Heartlands Hostpital

The diabetes centre at Heartlands Hospital operates as the main hub for all diabetes services at the trust. The outpatient services are developed based on the local needs of the population as well as in keeping with the academic status of the unit. Following merger of Solihull and Heartlands hospital, there has been improved co-ordination of diabetes services across the two sites that has enabled cross working between the two sites. While  some of the  essential  services  are made available  at  both  sites, patients  from all the  three sites have unrestricted access to  specialised  diabetes  services some of  which are located at the Heartlands  site. The diabetes centre at Heartlands functions as a one stop clinic with access to multidisciplinary care all under one roof. There are 10,000 patients registered with the diabetes clinics across the trust accounting for nearly 26,000 visits annually.

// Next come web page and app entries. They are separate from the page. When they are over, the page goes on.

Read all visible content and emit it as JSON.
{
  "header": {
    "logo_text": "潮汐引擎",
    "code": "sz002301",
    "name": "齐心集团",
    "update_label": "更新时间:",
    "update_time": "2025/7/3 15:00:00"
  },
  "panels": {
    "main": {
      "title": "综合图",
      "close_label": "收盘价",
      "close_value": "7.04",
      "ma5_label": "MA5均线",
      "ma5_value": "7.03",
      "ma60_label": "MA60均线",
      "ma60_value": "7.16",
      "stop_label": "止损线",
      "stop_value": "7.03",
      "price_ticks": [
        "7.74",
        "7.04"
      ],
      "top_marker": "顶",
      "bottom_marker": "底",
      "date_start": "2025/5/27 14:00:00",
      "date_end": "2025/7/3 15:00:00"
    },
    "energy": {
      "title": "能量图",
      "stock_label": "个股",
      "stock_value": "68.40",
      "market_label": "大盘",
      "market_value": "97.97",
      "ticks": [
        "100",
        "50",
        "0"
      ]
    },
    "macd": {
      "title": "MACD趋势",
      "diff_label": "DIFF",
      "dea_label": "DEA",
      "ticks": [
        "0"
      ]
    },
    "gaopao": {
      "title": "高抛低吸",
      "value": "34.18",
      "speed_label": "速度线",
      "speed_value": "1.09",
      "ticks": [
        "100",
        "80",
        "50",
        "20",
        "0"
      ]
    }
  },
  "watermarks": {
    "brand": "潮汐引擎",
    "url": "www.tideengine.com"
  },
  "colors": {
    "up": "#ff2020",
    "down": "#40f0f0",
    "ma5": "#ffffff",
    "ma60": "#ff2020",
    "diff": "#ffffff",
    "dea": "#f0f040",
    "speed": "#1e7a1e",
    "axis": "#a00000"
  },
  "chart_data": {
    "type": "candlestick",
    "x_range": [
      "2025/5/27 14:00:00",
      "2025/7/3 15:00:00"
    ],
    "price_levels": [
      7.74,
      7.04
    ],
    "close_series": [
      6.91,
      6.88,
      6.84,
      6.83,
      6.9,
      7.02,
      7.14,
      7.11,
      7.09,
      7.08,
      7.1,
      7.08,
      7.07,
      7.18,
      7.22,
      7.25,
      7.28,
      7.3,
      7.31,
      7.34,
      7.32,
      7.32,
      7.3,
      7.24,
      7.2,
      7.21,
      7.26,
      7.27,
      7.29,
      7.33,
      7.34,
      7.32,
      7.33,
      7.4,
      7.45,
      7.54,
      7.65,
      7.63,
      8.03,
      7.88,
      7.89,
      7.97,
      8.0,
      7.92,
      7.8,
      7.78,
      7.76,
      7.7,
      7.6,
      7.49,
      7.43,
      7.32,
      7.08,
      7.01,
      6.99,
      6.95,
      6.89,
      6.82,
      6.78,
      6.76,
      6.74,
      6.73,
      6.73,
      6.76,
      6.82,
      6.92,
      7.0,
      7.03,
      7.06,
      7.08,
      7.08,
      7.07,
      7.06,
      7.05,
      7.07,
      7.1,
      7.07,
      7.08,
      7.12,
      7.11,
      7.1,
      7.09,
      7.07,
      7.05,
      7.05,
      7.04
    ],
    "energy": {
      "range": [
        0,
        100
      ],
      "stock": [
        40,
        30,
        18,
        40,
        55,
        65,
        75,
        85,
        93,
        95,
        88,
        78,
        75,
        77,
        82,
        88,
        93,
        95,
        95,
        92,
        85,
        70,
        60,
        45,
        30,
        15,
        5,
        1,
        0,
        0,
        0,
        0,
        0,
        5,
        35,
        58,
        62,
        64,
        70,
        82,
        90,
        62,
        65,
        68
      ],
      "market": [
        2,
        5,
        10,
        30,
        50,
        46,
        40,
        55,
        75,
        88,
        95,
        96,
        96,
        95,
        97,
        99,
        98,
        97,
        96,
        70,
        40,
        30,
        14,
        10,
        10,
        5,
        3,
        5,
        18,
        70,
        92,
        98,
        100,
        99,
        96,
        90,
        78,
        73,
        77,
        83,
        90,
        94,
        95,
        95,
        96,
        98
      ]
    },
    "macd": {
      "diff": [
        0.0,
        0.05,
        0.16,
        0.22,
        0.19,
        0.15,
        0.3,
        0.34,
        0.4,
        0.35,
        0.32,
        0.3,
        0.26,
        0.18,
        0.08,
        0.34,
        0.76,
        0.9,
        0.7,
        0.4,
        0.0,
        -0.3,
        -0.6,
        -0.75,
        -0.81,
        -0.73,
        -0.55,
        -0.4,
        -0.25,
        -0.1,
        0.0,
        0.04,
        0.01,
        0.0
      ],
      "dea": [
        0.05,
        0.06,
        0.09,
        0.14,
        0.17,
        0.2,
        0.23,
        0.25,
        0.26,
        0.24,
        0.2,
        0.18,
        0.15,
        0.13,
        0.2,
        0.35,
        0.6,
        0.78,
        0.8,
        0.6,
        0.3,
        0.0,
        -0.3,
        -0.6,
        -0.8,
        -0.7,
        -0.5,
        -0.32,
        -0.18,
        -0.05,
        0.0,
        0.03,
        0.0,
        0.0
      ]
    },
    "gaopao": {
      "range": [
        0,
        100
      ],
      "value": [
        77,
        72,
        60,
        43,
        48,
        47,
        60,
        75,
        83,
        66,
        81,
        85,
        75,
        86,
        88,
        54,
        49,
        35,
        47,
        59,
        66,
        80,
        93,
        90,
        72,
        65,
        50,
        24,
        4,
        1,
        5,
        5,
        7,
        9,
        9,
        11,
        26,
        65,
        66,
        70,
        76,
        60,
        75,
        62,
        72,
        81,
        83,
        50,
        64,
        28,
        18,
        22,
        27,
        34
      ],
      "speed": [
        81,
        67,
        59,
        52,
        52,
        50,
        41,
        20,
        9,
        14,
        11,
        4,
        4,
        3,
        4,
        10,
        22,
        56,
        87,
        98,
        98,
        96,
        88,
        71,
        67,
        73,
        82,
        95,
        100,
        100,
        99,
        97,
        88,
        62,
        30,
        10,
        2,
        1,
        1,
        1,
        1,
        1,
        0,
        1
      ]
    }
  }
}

Solihull Hospital

Diabetes  services  at  Solihull  Hospital  are led  by  Dr Andrew Bates  and  are supported  by  Dr Muhammad Ali  Karamat, Dr  Ali  Kamal, Prof  Stevens, Prof  Barnett, Dr  Jayadave Shakher and Dr  Azam. Dr Bates and Dr Karamat are primarily based at Solihull hospital and also provide in patient diabetes care. There are a  range of  diabetes  outpatient  clinics at  Solihull Hospital  including  the  complex/ general  diabetes  clinics, Diabetic  foot  clinic (  runs  parallel  to  general  diabetes   clinic), diabetes  antenatal  clinic,  insulin pump  clinic  and  nurse led  clinics. All clinics are supported by the Diabetes Specialist Nursing team, dieticians and podiatry team. In addition to the diabetes  clinics on the  Solihull Hospital site, the  Diabetes  Consultants  also  support  community  clinics  ( Dr  Bates, Dr Karamat  and  Dr Ali Kamal). Some of these  clinics  run on a  weekly  basis  and are  supported by GPs  with  special interest Dr Iyer and  Dr Gandhi.

Recently , there has been a review of the  diabetes  services at Solihull Hospital  with a view to  providing a more comprehensive and integrated  diabetes  care  within the  Solihull  Clinical  Commissioning  group. This plan will allow  greater  co-ordination between primary, community  and  secondary care services  and  provide seamless care for patients  with  diabetes.

Good Hope Hospital

Good Hope Hospital is one of main acute hospitals within the Heart Of England NHS Trust. Diabetes  services  at the Good  Hope  site have been developed to cater to the needs of the local population and are lead  locally by Dr  Sharon Jones. Currently there are 3 consultants working on the Good Hope site.The Good Hope consultants Drs Jones and Teh are joined for delivery of outpatient services by Dr Sud Ramachandran, Consultant Chemical Pathologist (Clinical).

The consultants on the Good Hope site provide diabetes and endocrine services to the local populations of North Birmingham and South Staffs. The majority of the GPs in the area provide excellent care and have undertaken accredited diabetes courses. Secondary care provision of diabetes services are therefore predominantly delivered to patients with complex clinical needs and for specialist diabetes services including new therapies, insulin pump therapy, continuous glucose monitoring, pre-pregnancy counselling, antenatal diabetes care, young adult care and acute diabetes foot care. There is also close working with the paediatric diabetes team particularly for transition clinics. The  organisation of the  directorate  allows  for  all  complex  patients  requiring additional  care  to be  referred to Heartlands Hospital wherever necessary.

There are a number of peripheral clinics held at two community Hospitals, Sir Robert Peel Hospital in Tamworth and Samuel Johnson Hospital in Lichfield. The consultants work with the South Staffs DSNs and podiatrists in those clinics. The majority of our clinics book both new and follow up patients for consultant lists.

The diabetes team at Good Hope Hospital currently manage the inpatient beds on an ongoing care ward where patients with diabetes as a cause of admission or as an additional diagnosis are preferentially placed. During 2013 there will be reorganisation of general medical beds and ward responsibilities. It is planned that the Diabetes Consultants will reduce their inpatient beds to half a ward (the ward to be shared with another medical speciality), and will then provide an outreach, early review and admission avoidance service. Currently the team is supported by 2 SpRs, a Clinical Fellow, an ST1, one F2 and 2 F1s (one shared with Clinical Chemistry).